### Your assignment
Please copy every line from the following entries in which the word "screenshot" appears.

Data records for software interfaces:
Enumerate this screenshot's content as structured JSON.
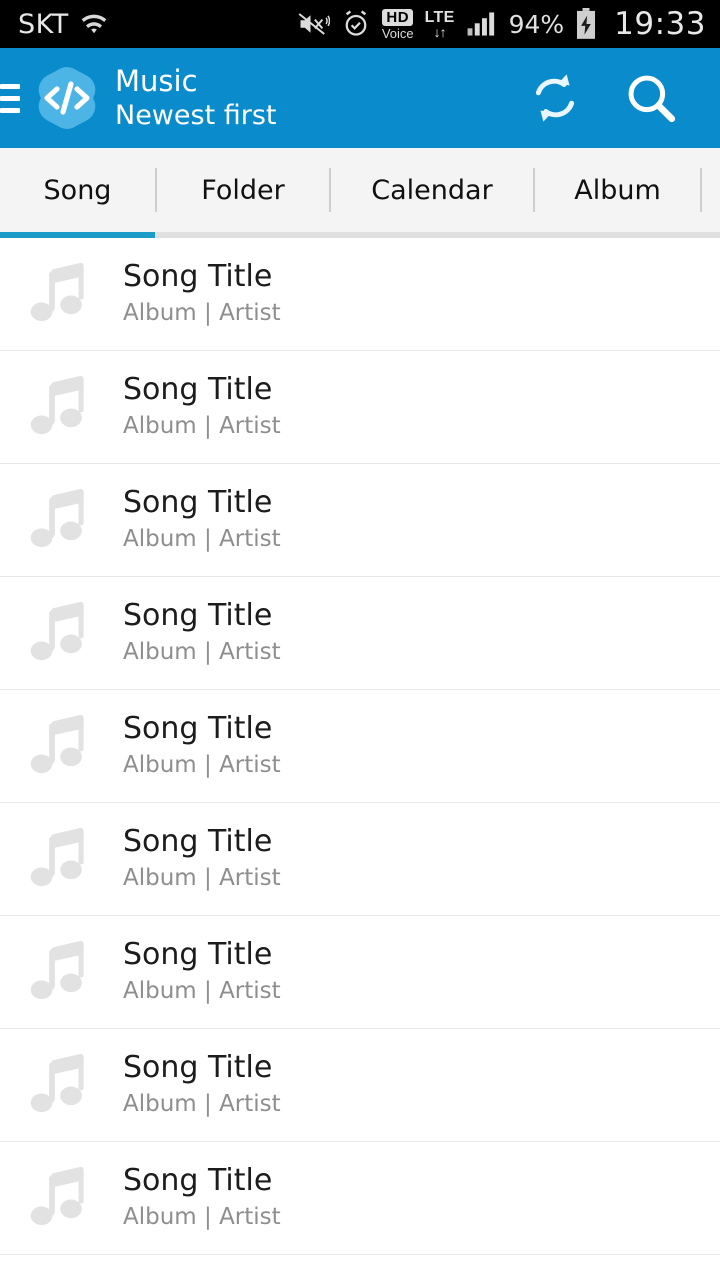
{
  "status_bar": {
    "carrier": "SKT",
    "time": "19:33",
    "battery_percent": "94%",
    "hd_label": "HD",
    "voice_label": "Voice",
    "network_label": "LTE",
    "icons": {
      "wifi": "wifi-icon",
      "mute_vibrate": "mute-vibrate-icon",
      "alarm": "alarm-clock-icon",
      "hd_voice": "hd-voice-icon",
      "lte_data": "lte-data-arrows-icon",
      "signal": "cellular-signal-icon",
      "battery": "battery-charging-icon"
    },
    "background": "#000000",
    "foreground": "#e8e8e8"
  },
  "app_bar": {
    "title": "Music",
    "subtitle": "Newest first",
    "menu_icon": "hamburger-menu-icon",
    "logo_icon": "code-brackets-logo-icon",
    "sort_caret_icon": "sort-caret-icon",
    "refresh_icon": "refresh-sync-icon",
    "search_icon": "search-icon",
    "background": "#0a8ccc",
    "logo_color": "#4db4e6"
  },
  "tabs": {
    "items": [
      {
        "label": "Song",
        "active": true
      },
      {
        "label": "Folder",
        "active": false
      },
      {
        "label": "Calendar",
        "active": false
      },
      {
        "label": "Album",
        "active": false
      }
    ],
    "indicator_color": "#1a9cc7",
    "background": "#f4f4f4"
  },
  "song_list": {
    "item_icon": "music-note-icon",
    "rows": [
      {
        "title": "Song Title",
        "subtitle": "Album | Artist"
      },
      {
        "title": "Song Title",
        "subtitle": "Album | Artist"
      },
      {
        "title": "Song Title",
        "subtitle": "Album | Artist"
      },
      {
        "title": "Song Title",
        "subtitle": "Album | Artist"
      },
      {
        "title": "Song Title",
        "subtitle": "Album | Artist"
      },
      {
        "title": "Song Title",
        "subtitle": "Album | Artist"
      },
      {
        "title": "Song Title",
        "subtitle": "Album | Artist"
      },
      {
        "title": "Song Title",
        "subtitle": "Album | Artist"
      },
      {
        "title": "Song Title",
        "subtitle": "Album | Artist"
      }
    ]
  }
}
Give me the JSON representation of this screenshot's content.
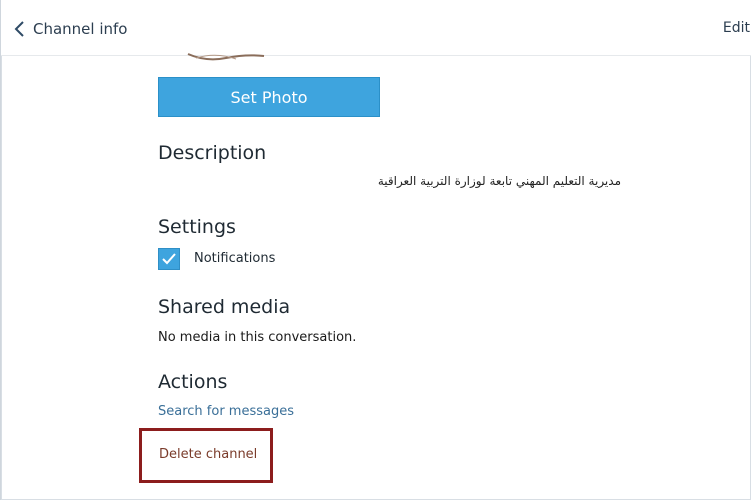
{
  "header": {
    "back_label": "Channel info",
    "edit_label": "Edit"
  },
  "photo": {
    "set_photo_label": "Set Photo"
  },
  "description": {
    "title": "Description",
    "text": "مديرية التعليم المهني تابعة لوزارة التربية العراقية"
  },
  "settings": {
    "title": "Settings",
    "notifications_label": "Notifications",
    "notifications_checked": true
  },
  "shared_media": {
    "title": "Shared media",
    "empty_text": "No media in this conversation."
  },
  "actions": {
    "title": "Actions",
    "search_label": "Search for messages",
    "delete_label": "Delete channel"
  },
  "colors": {
    "accent": "#3ea4de",
    "highlight_box": "#8c1d1d",
    "link": "#3a6f98"
  },
  "icons": {
    "back": "chevron-left-icon",
    "check": "checkmark-icon"
  }
}
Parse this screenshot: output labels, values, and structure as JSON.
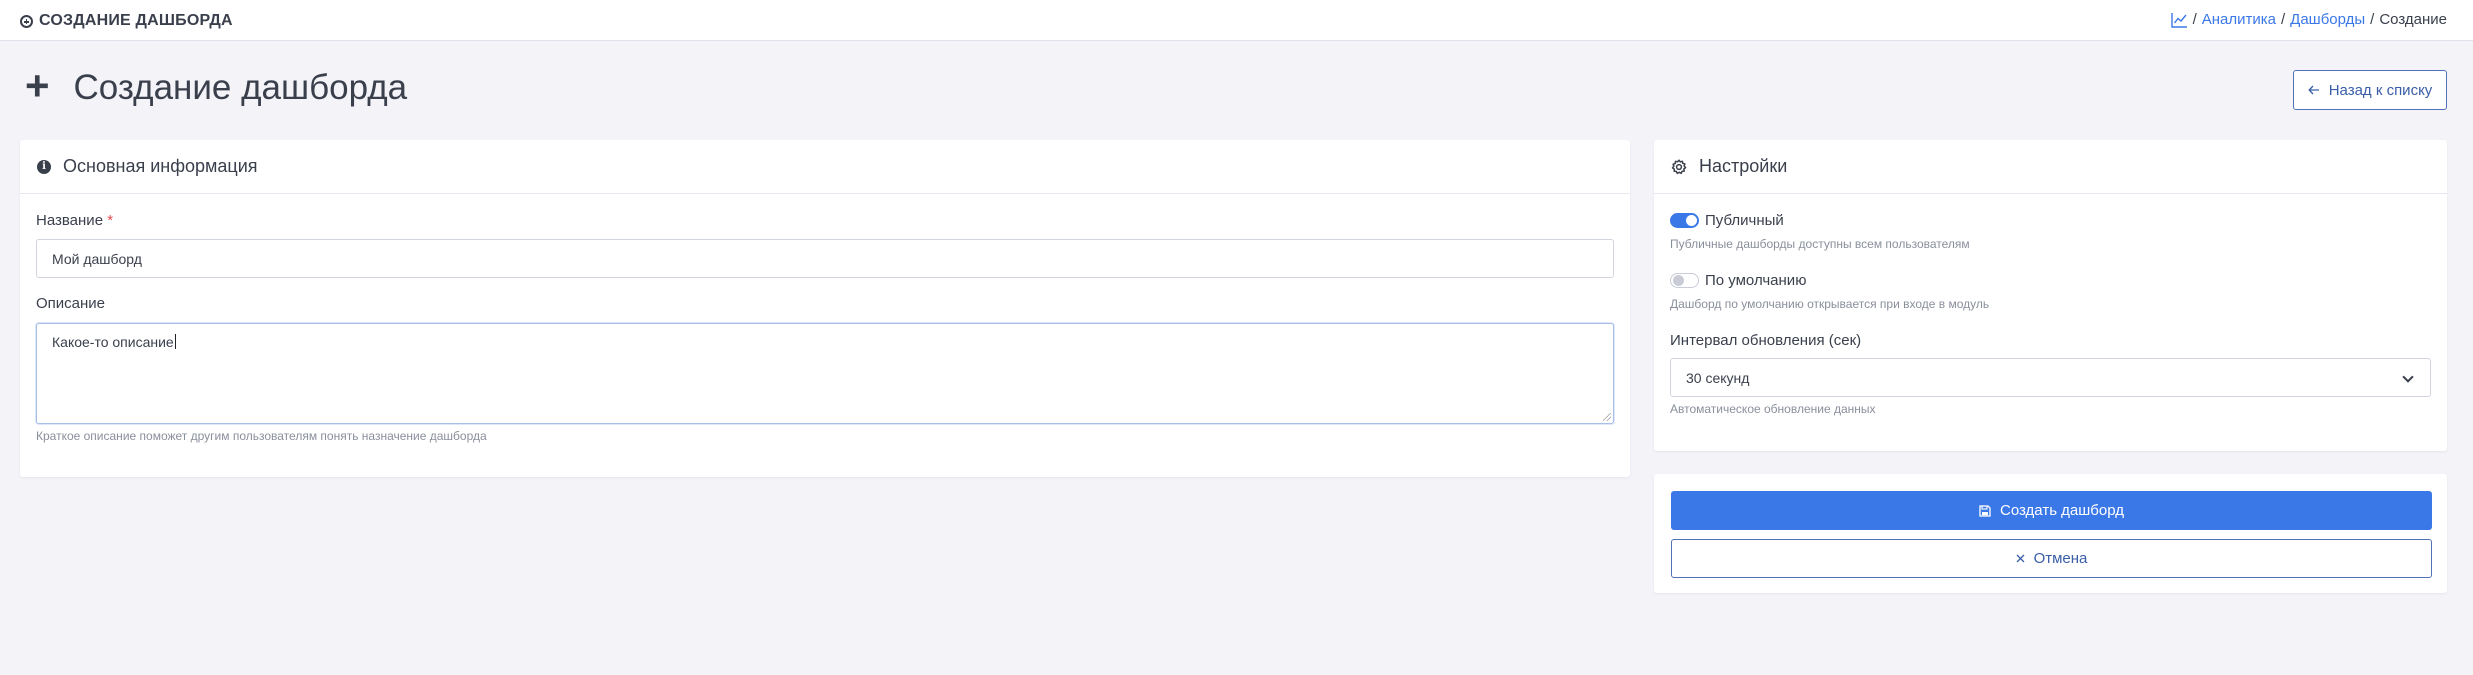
{
  "topbar": {
    "title": "СОЗДАНИЕ ДАШБОРДА",
    "icon": "circle-plus-icon"
  },
  "breadcrumb": {
    "icon": "chart-line-icon",
    "separator": "/",
    "items": [
      "Аналитика",
      "Дашборды"
    ],
    "current": "Создание"
  },
  "page": {
    "title": "Создание дашборда",
    "title_icon": "plus-icon",
    "back_button": "Назад к списку",
    "back_icon": "arrow-left-icon"
  },
  "basic_info": {
    "header": "Основная информация",
    "header_icon": "info-icon",
    "name_label": "Название",
    "required_mark": "*",
    "name_value": "Мой дашборд",
    "description_label": "Описание",
    "description_value": "Какое-то описание",
    "description_help": "Краткое описание поможет другим пользователям понять назначение дашборда"
  },
  "settings": {
    "header": "Настройки",
    "header_icon": "gear-icon",
    "public_label": "Публичный",
    "public_on": true,
    "public_help": "Публичные дашборды доступны всем пользователям",
    "default_label": "По умолчанию",
    "default_on": false,
    "default_help": "Дашборд по умолчанию открывается при входе в модуль",
    "interval_label": "Интервал обновления (сек)",
    "interval_value": "30 секунд",
    "interval_help": "Автоматическое обновление данных"
  },
  "actions": {
    "create_label": "Создать дашборд",
    "create_icon": "save-icon",
    "cancel_label": "Отмена",
    "cancel_icon": "close-icon"
  },
  "colors": {
    "accent": "#3b78e7",
    "background": "#f3f3f8",
    "text": "#3a3f4c",
    "required": "#e24b4b"
  }
}
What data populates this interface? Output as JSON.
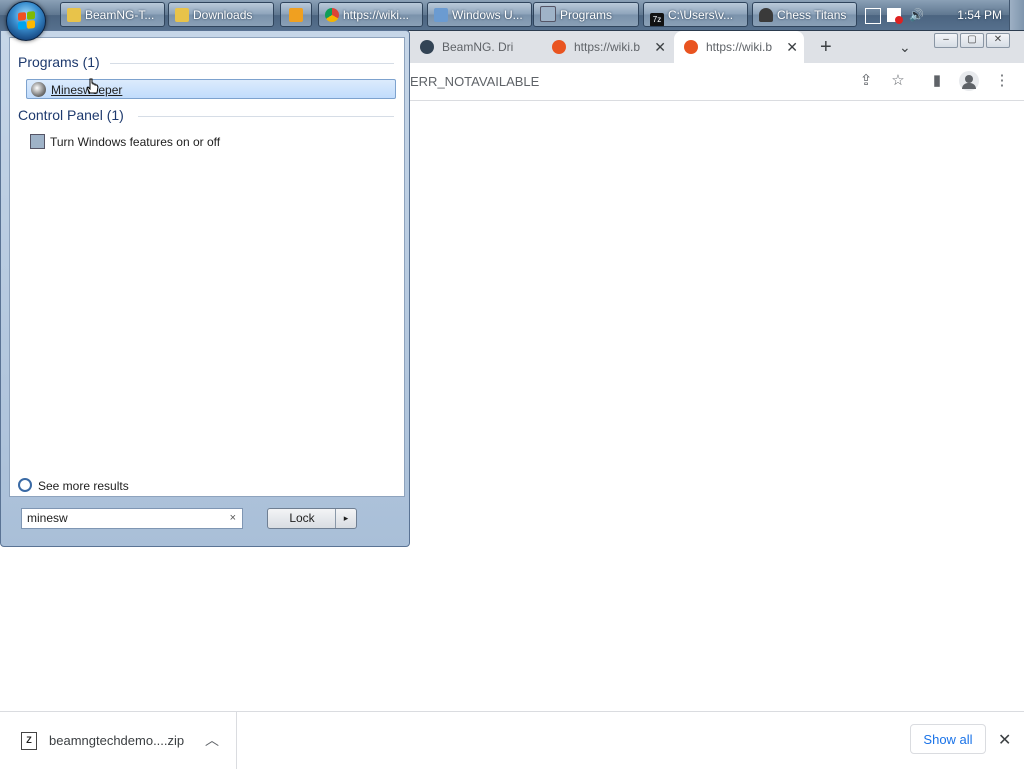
{
  "taskbar": {
    "buttons": [
      {
        "label": "BeamNG-T...",
        "icon": "folder-icon"
      },
      {
        "label": "Downloads",
        "icon": "folder-icon"
      },
      {
        "label": "",
        "icon": "media-player-icon"
      },
      {
        "label": "https://wiki...",
        "icon": "chrome-icon"
      },
      {
        "label": "Windows U...",
        "icon": "windows-update-icon"
      },
      {
        "label": "Programs",
        "icon": "control-panel-icon"
      },
      {
        "label": "C:\\Users\\v...",
        "icon": "7zip-icon"
      },
      {
        "label": "Chess Titans",
        "icon": "chess-icon"
      }
    ],
    "clock": "1:54 PM"
  },
  "browser": {
    "tabs": [
      {
        "label": "BeamNG. Dri",
        "icon": "beamng-icon"
      },
      {
        "label": "https://wiki.b",
        "icon": "ubuntu-icon"
      },
      {
        "label": "https://wiki.b",
        "icon": "ubuntu-icon"
      }
    ],
    "new_tab": "+",
    "tab_menu": "⌄",
    "url_fragment": "ERR_NOTAVAILABLE"
  },
  "start_menu": {
    "programs_header": "Programs (1)",
    "programs": [
      {
        "label": "Minesweeper",
        "icon": "minesweeper-icon"
      }
    ],
    "control_panel_header": "Control Panel (1)",
    "control_panel": [
      {
        "label": "Turn Windows features on or off",
        "icon": "windows-features-icon"
      }
    ],
    "see_more": "See more results",
    "search_value": "minesw",
    "search_clear": "×",
    "lock_label": "Lock",
    "lock_arrow": "▸"
  },
  "downloads": {
    "file_name": "beamngtechdemo....zip",
    "show_all": "Show all",
    "close": "✕"
  },
  "colors": {
    "taskbar": "#5f7790",
    "start_menu_frame": "#a9bfd8",
    "selection": "#c1dcfc",
    "header_text": "#1e3a6e",
    "link_blue": "#1a73e8"
  }
}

### The answer
Enumerate this screenshot's content as structured JSON.
Give me the JSON representation of this screenshot's content.
Parse this screenshot: output labels, values, and structure as JSON.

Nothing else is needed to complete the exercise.